Brooklyn’s Gold Coast
The New York Observer reports that State Assemblyman Vito Lopez is not pleased with how the affordable housing program known as 421-a has performed in his district that includes Bushwick and Williamsburg, Brooklyn.
The city initiated a rezoning of the Williamsburg and Greenpoint neighborhoods in 2005 to allow for much denser development. At the same time, the city and state changed the rules regarding the 421-a program, which basically raised the bar for developers that wanted to receive tax breaks under the program. The 421-a program gives developers property tax breaks for new residential development (the program was created in 1971 when the city was desperate to incentivize the construction of new residential units). In the most desirable parts of the city (at least from a developer’s point of view) the tax breaks are only applied if the developer constructs affordable housing, usually consisting 20 percent of the new residential units.
But under the new rules, large sections of Williamsburg—the “Upland” areas—can still qualify for property tax breaks without providing any affordable housing. City Council member Steve Levin, who represents Williamsburg, blasted this aspect of the law at a recent hearing, “We do not need any more luxury housing built without paying property taxes.”
Lopez called for a higher affordable housing requirements for new developments.
“I plan, God willing, to have a hearing in every borough in the next six months to talk about the creation of a 70-30 program and a moratorium on every other kind of development—and ask the city and state not to support anything but that. Now, you may say I'm going nuts. But we don't need any more luxury development.”

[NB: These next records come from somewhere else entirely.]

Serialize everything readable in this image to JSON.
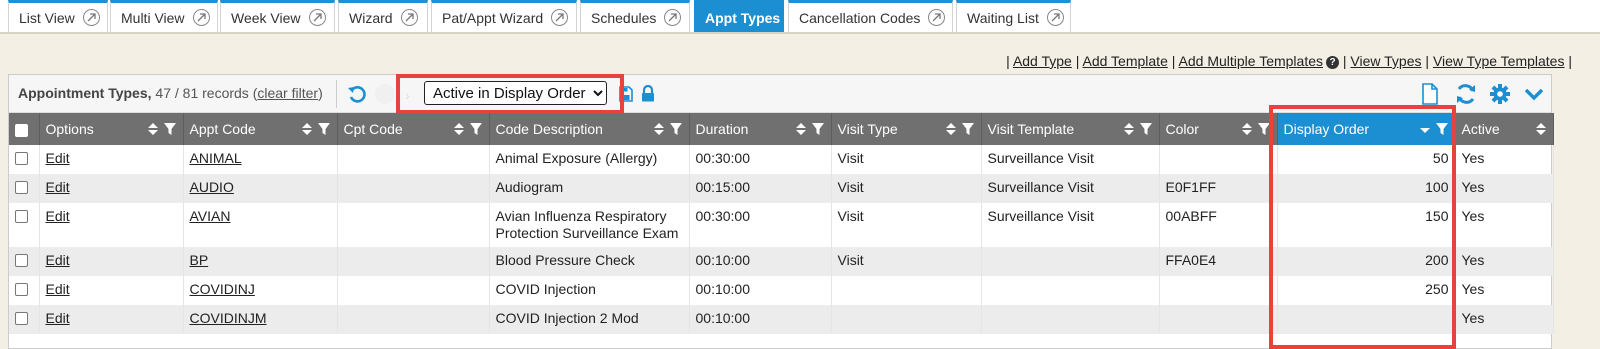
{
  "tabs": [
    {
      "label": "List View",
      "active": false
    },
    {
      "label": "Multi View",
      "active": false
    },
    {
      "label": "Week View",
      "active": false
    },
    {
      "label": "Wizard",
      "active": false
    },
    {
      "label": "Pat/Appt Wizard",
      "active": false
    },
    {
      "label": "Schedules",
      "active": false
    },
    {
      "label": "Appt Types",
      "active": true
    },
    {
      "label": "Cancellation Codes",
      "active": false
    },
    {
      "label": "Waiting List",
      "active": false
    }
  ],
  "links": {
    "add_type": "Add Type",
    "add_template": "Add Template",
    "add_multiple_templates": "Add Multiple Templates",
    "view_types": "View Types",
    "view_type_templates": "View Type Templates"
  },
  "panel": {
    "title": "Appointment Types,",
    "records": "47 / 81 records",
    "clear_filter": "clear filter",
    "view_select": "Active in Display Order"
  },
  "table": {
    "headers": [
      "Options",
      "Appt Code",
      "Cpt Code",
      "Code Description",
      "Duration",
      "Visit Type",
      "Visit Template",
      "Color",
      "Display Order",
      "Active"
    ],
    "rows": [
      {
        "option": "Edit",
        "code": "ANIMAL",
        "cpt": "",
        "desc": "Animal Exposure (Allergy)",
        "duration": "00:30:00",
        "visit_type": "Visit",
        "template": "Surveillance Visit",
        "color": "",
        "order": "50",
        "active": "Yes"
      },
      {
        "option": "Edit",
        "code": "AUDIO",
        "cpt": "",
        "desc": "Audiogram",
        "duration": "00:15:00",
        "visit_type": "Visit",
        "template": "Surveillance Visit",
        "color": "E0F1FF",
        "order": "100",
        "active": "Yes"
      },
      {
        "option": "Edit",
        "code": "AVIAN",
        "cpt": "",
        "desc": "Avian Influenza Respiratory Protection Surveillance Exam",
        "duration": "00:30:00",
        "visit_type": "Visit",
        "template": "Surveillance Visit",
        "color": "00ABFF",
        "order": "150",
        "active": "Yes"
      },
      {
        "option": "Edit",
        "code": "BP",
        "cpt": "",
        "desc": "Blood Pressure Check",
        "duration": "00:10:00",
        "visit_type": "Visit",
        "template": "",
        "color": "FFA0E4",
        "order": "200",
        "active": "Yes"
      },
      {
        "option": "Edit",
        "code": "COVIDINJ",
        "cpt": "",
        "desc": "COVID Injection",
        "duration": "00:10:00",
        "visit_type": "",
        "template": "",
        "color": "",
        "order": "250",
        "active": "Yes"
      },
      {
        "option": "Edit",
        "code": "COVIDINJM",
        "cpt": "",
        "desc": "COVID Injection 2 Mod",
        "duration": "00:10:00",
        "visit_type": "",
        "template": "",
        "color": "",
        "order": "",
        "active": "Yes"
      }
    ]
  },
  "colors": {
    "accent": "#1c8fd2",
    "header": "#707070",
    "highlight": "#e8423f"
  }
}
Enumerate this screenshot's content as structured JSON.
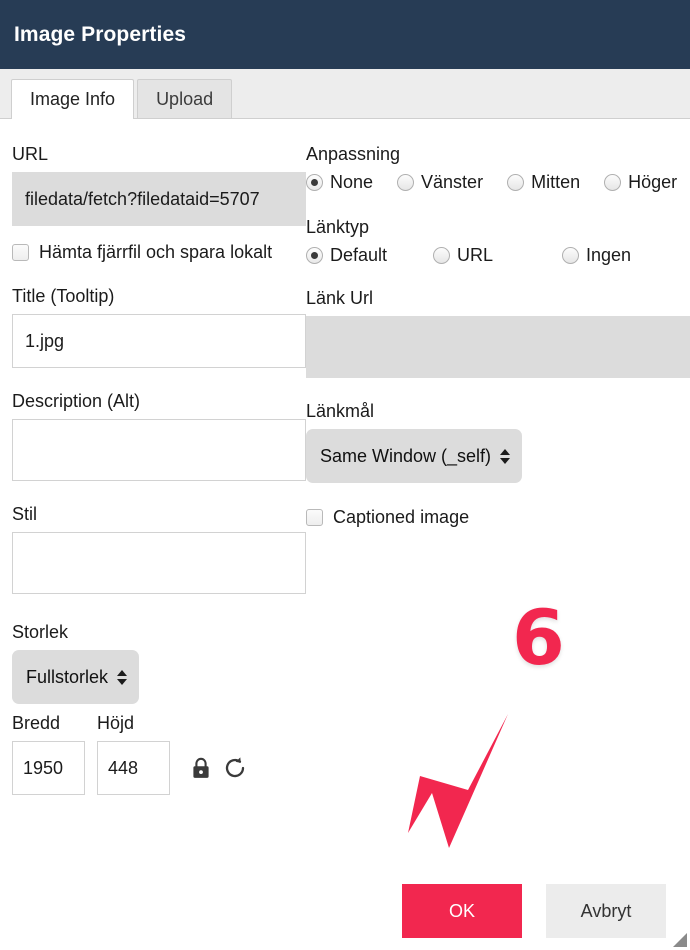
{
  "header": {
    "title": "Image Properties"
  },
  "tabs": [
    {
      "label": "Image Info",
      "active": true
    },
    {
      "label": "Upload",
      "active": false
    }
  ],
  "left_column": {
    "url": {
      "label": "URL",
      "value": "filedata/fetch?filedataid=5707",
      "placeholder": "",
      "disabled": true
    },
    "fetch_remote": {
      "label": "Hämta fjärrfil och spara lokalt",
      "checked": false
    },
    "title_tooltip": {
      "label": "Title (Tooltip)",
      "value": "1.jpg",
      "placeholder": ""
    },
    "description_alt": {
      "label": "Description (Alt)",
      "value": "",
      "placeholder": ""
    },
    "stil": {
      "label": "Stil",
      "value": "",
      "placeholder": ""
    },
    "storlek": {
      "label": "Storlek",
      "selected": "Fullstorlek",
      "options": [
        "Fullstorlek"
      ]
    },
    "bredd": {
      "label": "Bredd",
      "value": "1950"
    },
    "hojd": {
      "label": "Höjd",
      "value": "448"
    },
    "lock_icon_name": "lock-icon",
    "reset_icon_name": "reset-icon"
  },
  "right_column": {
    "anpassning": {
      "label": "Anpassning",
      "options": [
        {
          "label": "None",
          "checked": true
        },
        {
          "label": "Vänster",
          "checked": false
        },
        {
          "label": "Mitten",
          "checked": false
        },
        {
          "label": "Höger",
          "checked": false
        }
      ]
    },
    "lanktyp": {
      "label": "Länktyp",
      "options": [
        {
          "label": "Default",
          "checked": true
        },
        {
          "label": "URL",
          "checked": false
        },
        {
          "label": "Ingen",
          "checked": false
        }
      ]
    },
    "lank_url": {
      "label": "Länk Url",
      "value": "",
      "placeholder": "",
      "disabled": true
    },
    "lankmal": {
      "label": "Länkmål",
      "selected": "Same Window (_self)",
      "options": [
        "Same Window (_self)"
      ]
    },
    "captioned_image": {
      "label": "Captioned image",
      "checked": false
    }
  },
  "footer": {
    "ok_label": "OK",
    "cancel_label": "Avbryt"
  },
  "annotation": {
    "step_number": "6",
    "arrow_color": "#F2274F",
    "badge_color": "#F2274F"
  },
  "colors": {
    "header_bg": "#273C55",
    "ok_button": "#F2274F",
    "cancel_button": "#ececec",
    "disabled_field": "#dcdcdc",
    "tab_bar": "#ededed"
  }
}
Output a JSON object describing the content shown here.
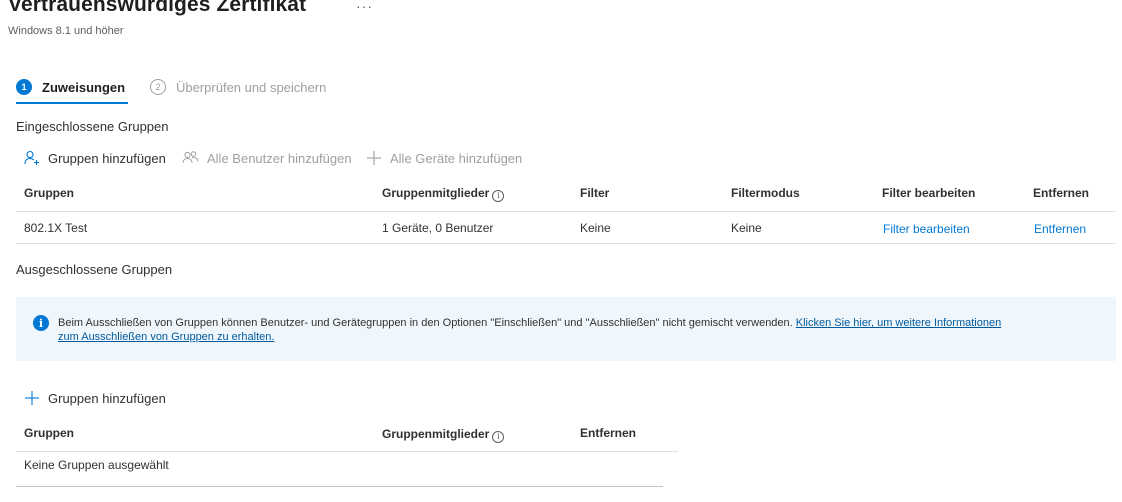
{
  "header": {
    "title": "Vertrauenswürdiges Zertifikat",
    "more_label": "···",
    "subtitle": "Windows 8.1 und höher"
  },
  "steps": [
    {
      "number": "1",
      "label": "Zuweisungen",
      "active": true
    },
    {
      "number": "2",
      "label": "Überprüfen und speichern",
      "active": false
    }
  ],
  "included": {
    "title": "Eingeschlossene Gruppen",
    "commands": {
      "add_groups": "Gruppen hinzufügen",
      "add_all_users": "Alle Benutzer hinzufügen",
      "add_all_devices": "Alle Geräte hinzufügen"
    },
    "columns": {
      "groups": "Gruppen",
      "members": "Gruppenmitglieder",
      "filter": "Filter",
      "filter_mode": "Filtermodus",
      "edit_filter": "Filter bearbeiten",
      "remove": "Entfernen"
    },
    "rows": [
      {
        "group": "802.1X Test",
        "members": "1 Geräte, 0 Benutzer",
        "filter": "Keine",
        "filter_mode": "Keine",
        "edit_filter": "Filter bearbeiten",
        "remove": "Entfernen"
      }
    ]
  },
  "excluded": {
    "title": "Ausgeschlossene Gruppen",
    "info_text": "Beim Ausschließen von Gruppen können Benutzer- und Gerätegruppen in den Optionen \"Einschließen\" und \"Ausschließen\" nicht gemischt verwenden.",
    "info_link_line1": "Klicken Sie hier, um weitere Informationen",
    "info_link_line2": "zum Ausschließen von Gruppen zu erhalten.",
    "add_groups": "Gruppen hinzufügen",
    "columns": {
      "groups": "Gruppen",
      "members": "Gruppenmitglieder",
      "remove": "Entfernen"
    },
    "empty_text": "Keine Gruppen ausgewählt"
  },
  "colors": {
    "accent": "#0078d4",
    "disabled": "#a19f9d",
    "banner_bg": "#eff6fc"
  }
}
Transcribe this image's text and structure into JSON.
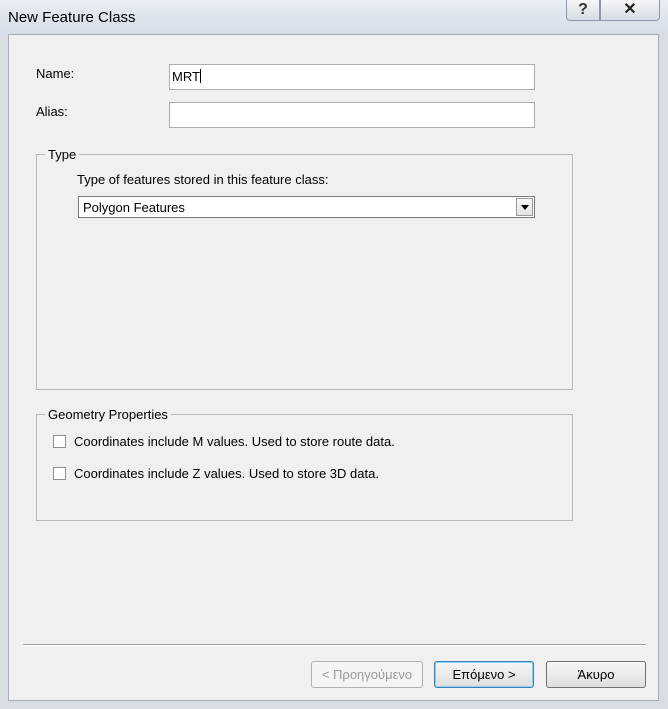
{
  "window": {
    "title": "New Feature Class",
    "help_glyph": "?",
    "close_glyph": "✕"
  },
  "form": {
    "name_label": "Name:",
    "name_value": "MRT",
    "alias_label": "Alias:",
    "alias_value": ""
  },
  "type_group": {
    "legend": "Type",
    "prompt": "Type of features stored in this feature class:",
    "selected": "Polygon Features"
  },
  "geometry_group": {
    "legend": "Geometry Properties",
    "options": [
      {
        "label": "Coordinates include M values. Used to store route data.",
        "checked": false
      },
      {
        "label": "Coordinates include Z values. Used to store 3D data.",
        "checked": false
      }
    ]
  },
  "buttons": {
    "back": "< Προηγούμενο",
    "next": "Επόμενο >",
    "cancel": "Άκυρο"
  }
}
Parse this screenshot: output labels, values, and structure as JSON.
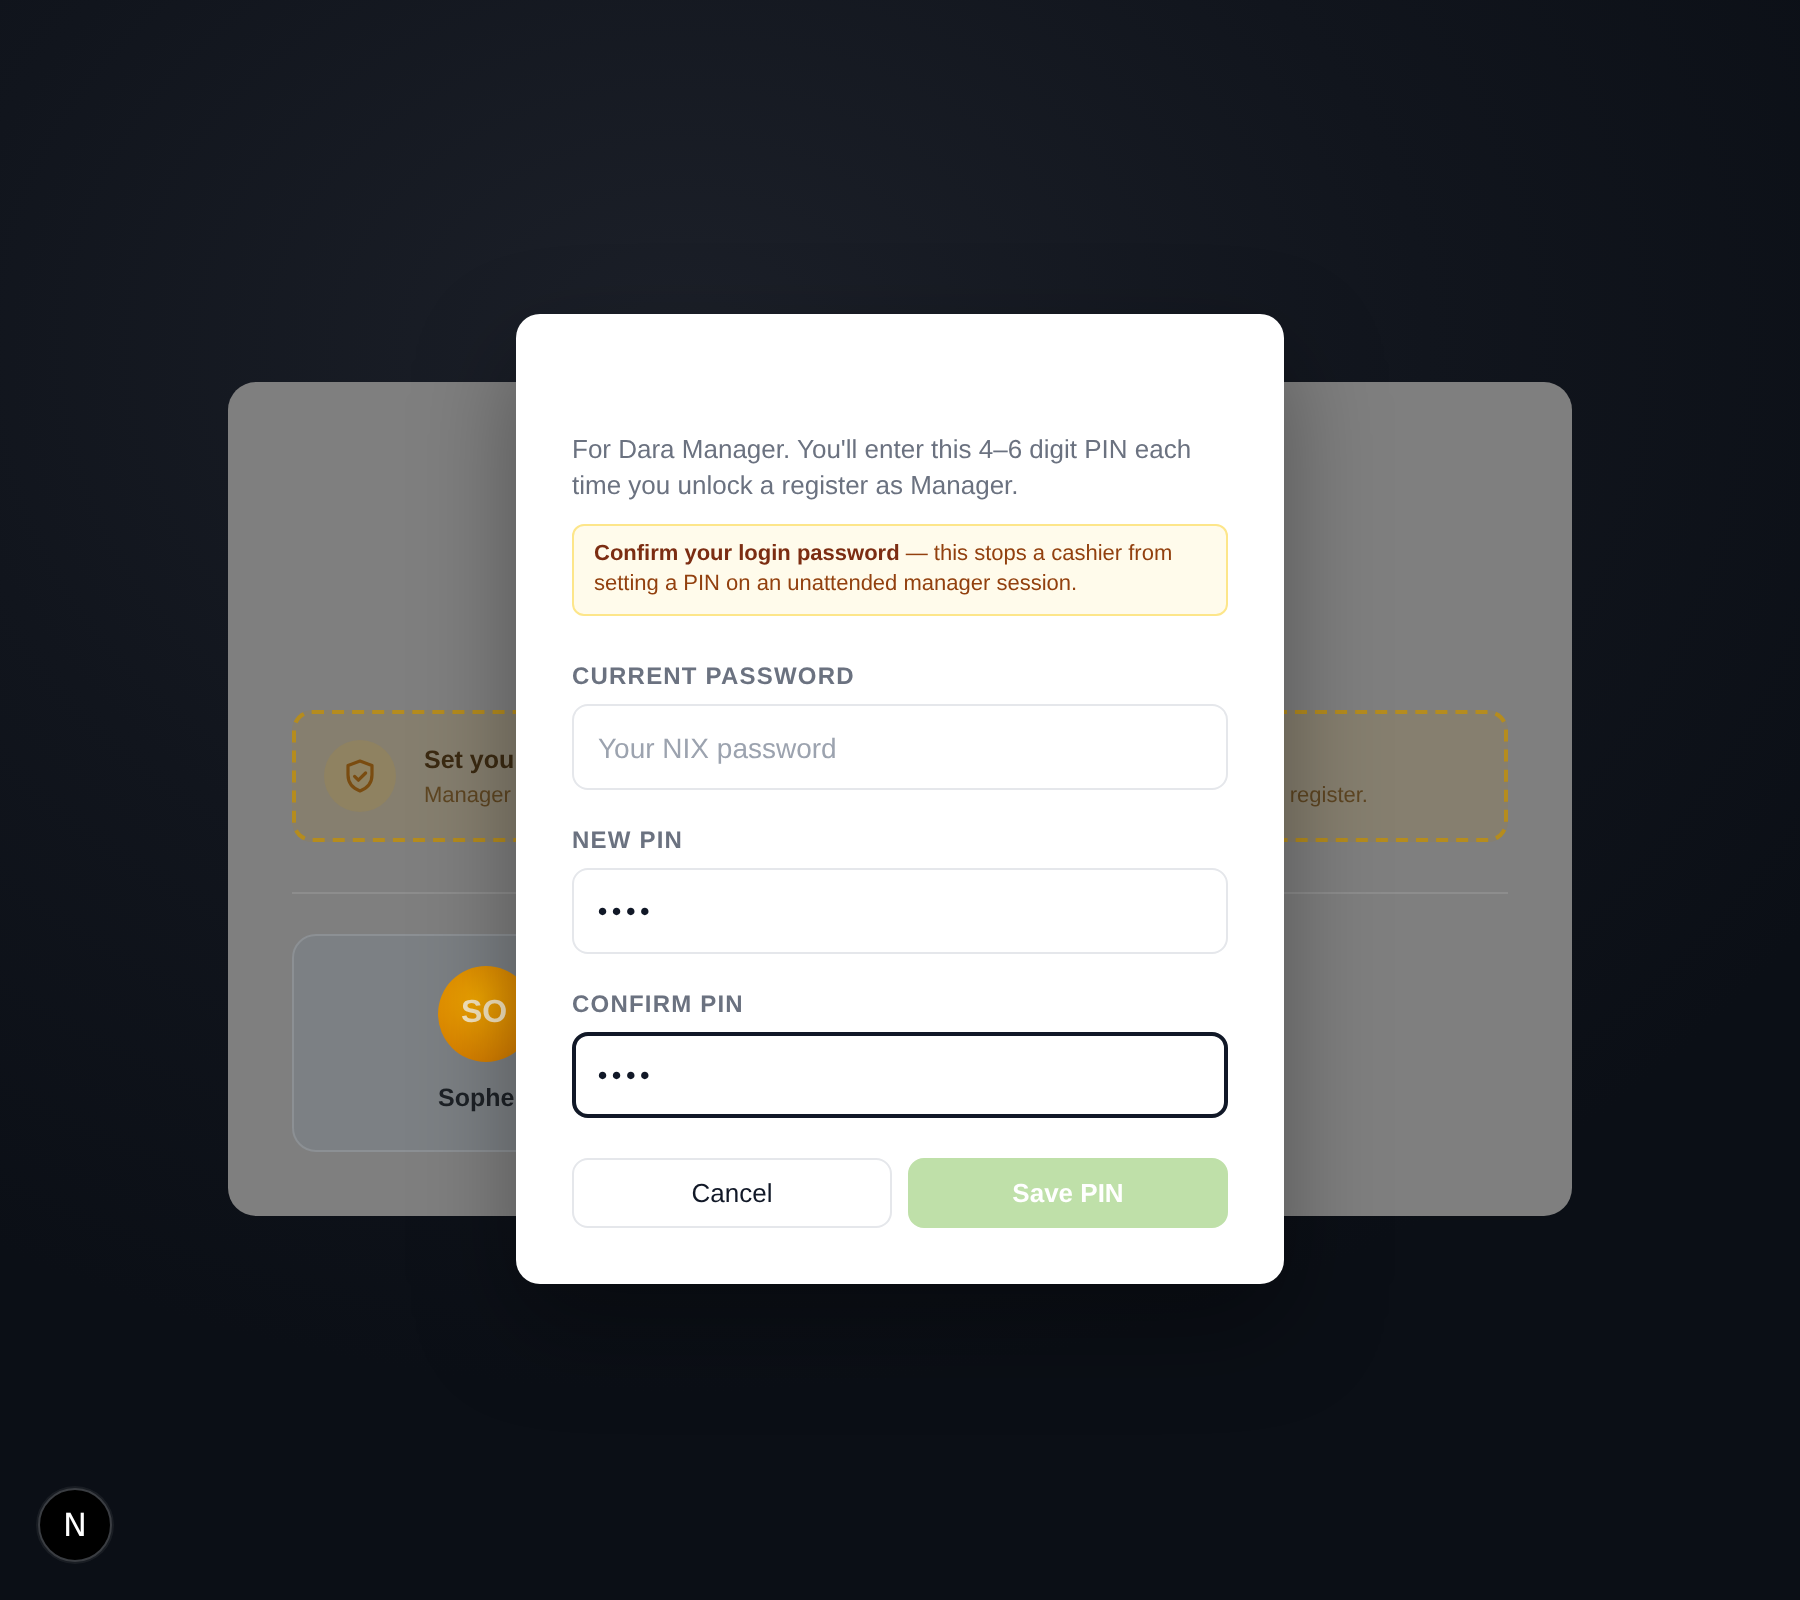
{
  "background_card": {
    "banner": {
      "title": "Set you",
      "subtitle": "Manager",
      "subtitle_end": "register."
    },
    "staff": [
      {
        "initials": "SO",
        "name": "Sophe"
      }
    ]
  },
  "dialog": {
    "description": "For Dara Manager. You'll enter this 4–6 digit PIN each time you unlock a register as Manager.",
    "notice": "**Confirm your login password** — this stops a cashier from setting a PIN on an unattended manager session.",
    "fields": [
      {
        "label": "CURRENT PASSWORD",
        "placeholder": "Your NIX password",
        "focused": false
      },
      {
        "label": "NEW PIN",
        "value": "••••",
        "focused": false
      },
      {
        "label": "CONFIRM PIN",
        "value": "••••",
        "focused": true
      }
    ],
    "buttons": [
      {
        "label": "Cancel",
        "kind": "secondary",
        "disabled": false
      },
      {
        "label": "Save PIN",
        "kind": "primary",
        "disabled": true
      }
    ]
  },
  "dev_badge": {
    "label": "N"
  }
}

There is certainly more that the city could be doing to capture some of the value created with new luxury developments to create affordable housing. One such way would be to update the city’s inclusionary housing policy to make the inclusion of affordable units mandatory in new developments, regardless of whether they receive tax breaks. Another would be to reform the 421-a law as Lopez suggests.
The city needs more market rate residential development if the affordable housing crisis is to be comprehensively addressed. But it is debatable whether the city should continue to encourage the development of luxury housing the same way as it has over the past five years. The city must find ways to leverage the development of luxury units to create the maximum number of affordable units possible.